---- Dataset extract
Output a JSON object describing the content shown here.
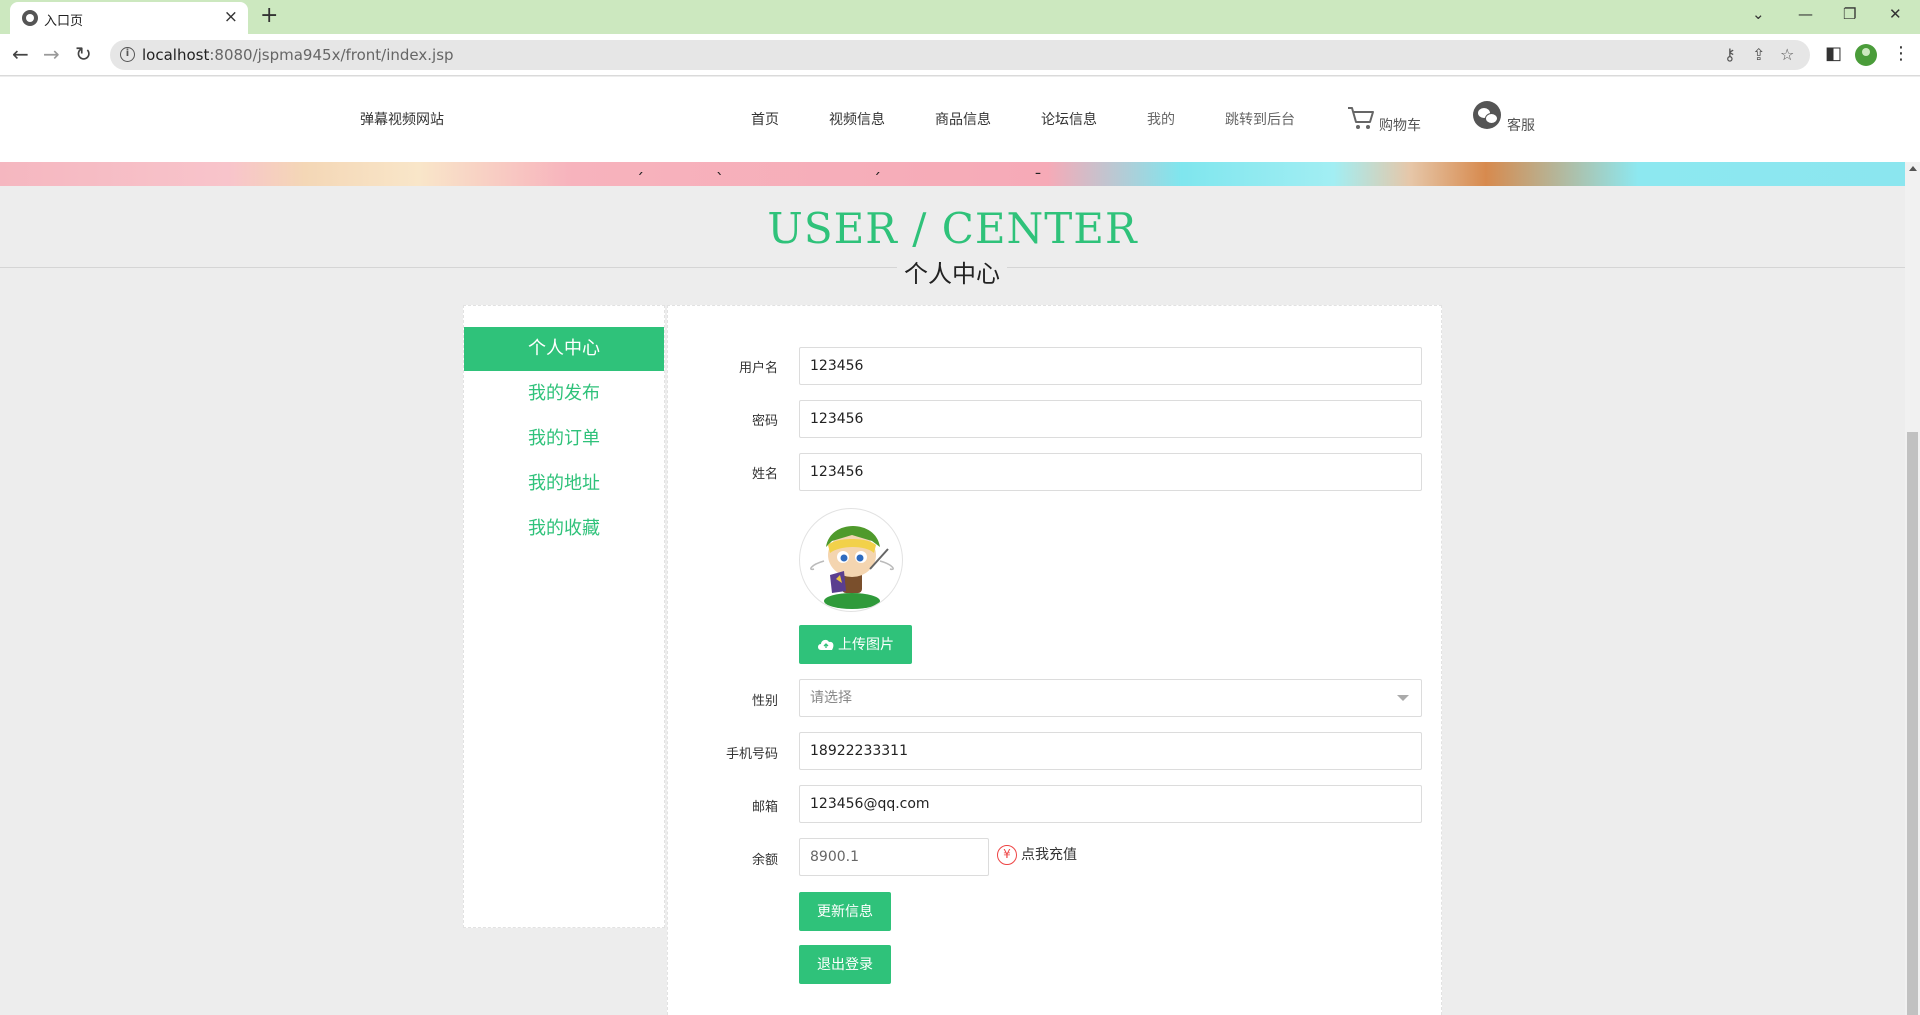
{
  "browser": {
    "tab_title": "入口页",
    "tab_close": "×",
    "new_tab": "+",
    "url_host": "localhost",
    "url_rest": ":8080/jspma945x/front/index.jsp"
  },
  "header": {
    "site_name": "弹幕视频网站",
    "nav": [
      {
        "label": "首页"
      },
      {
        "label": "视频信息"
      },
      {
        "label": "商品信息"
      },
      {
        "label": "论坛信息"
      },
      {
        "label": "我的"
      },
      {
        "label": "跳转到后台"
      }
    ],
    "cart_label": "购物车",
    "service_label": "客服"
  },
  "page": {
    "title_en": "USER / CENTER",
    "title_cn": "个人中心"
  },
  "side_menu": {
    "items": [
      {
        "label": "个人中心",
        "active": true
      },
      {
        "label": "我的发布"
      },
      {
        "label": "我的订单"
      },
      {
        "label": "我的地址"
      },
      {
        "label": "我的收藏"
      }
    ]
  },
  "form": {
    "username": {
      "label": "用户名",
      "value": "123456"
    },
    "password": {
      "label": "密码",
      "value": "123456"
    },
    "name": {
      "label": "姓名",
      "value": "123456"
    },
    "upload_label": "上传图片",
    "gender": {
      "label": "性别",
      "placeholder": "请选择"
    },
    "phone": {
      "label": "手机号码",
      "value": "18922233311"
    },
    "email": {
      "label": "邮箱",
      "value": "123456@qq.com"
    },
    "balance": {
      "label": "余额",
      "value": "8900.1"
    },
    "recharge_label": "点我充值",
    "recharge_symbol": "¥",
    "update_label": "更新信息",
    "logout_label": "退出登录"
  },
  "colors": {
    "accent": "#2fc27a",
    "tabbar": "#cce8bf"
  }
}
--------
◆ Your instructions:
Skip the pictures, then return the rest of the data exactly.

◆ Answer for this exercise:
Output a JSON object describing the content shown here.
{
  "browser": {
    "tab_title": "入口页",
    "tab_close": "×",
    "new_tab": "+",
    "url_host": "localhost",
    "url_rest": ":8080/jspma945x/front/index.jsp"
  },
  "header": {
    "site_name": "弹幕视频网站",
    "nav": [
      {
        "label": "首页"
      },
      {
        "label": "视频信息"
      },
      {
        "label": "商品信息"
      },
      {
        "label": "论坛信息"
      },
      {
        "label": "我的"
      },
      {
        "label": "跳转到后台"
      }
    ],
    "cart_label": "购物车",
    "service_label": "客服"
  },
  "page": {
    "title_en": "USER / CENTER",
    "title_cn": "个人中心"
  },
  "side_menu": {
    "items": [
      {
        "label": "个人中心",
        "active": true
      },
      {
        "label": "我的发布"
      },
      {
        "label": "我的订单"
      },
      {
        "label": "我的地址"
      },
      {
        "label": "我的收藏"
      }
    ]
  },
  "form": {
    "username": {
      "label": "用户名",
      "value": "123456"
    },
    "password": {
      "label": "密码",
      "value": "123456"
    },
    "name": {
      "label": "姓名",
      "value": "123456"
    },
    "upload_label": "上传图片",
    "gender": {
      "label": "性别",
      "placeholder": "请选择"
    },
    "phone": {
      "label": "手机号码",
      "value": "18922233311"
    },
    "email": {
      "label": "邮箱",
      "value": "123456@qq.com"
    },
    "balance": {
      "label": "余额",
      "value": "8900.1"
    },
    "recharge_label": "点我充值",
    "recharge_symbol": "¥",
    "update_label": "更新信息",
    "logout_label": "退出登录"
  },
  "colors": {
    "accent": "#2fc27a",
    "tabbar": "#cce8bf"
  }
}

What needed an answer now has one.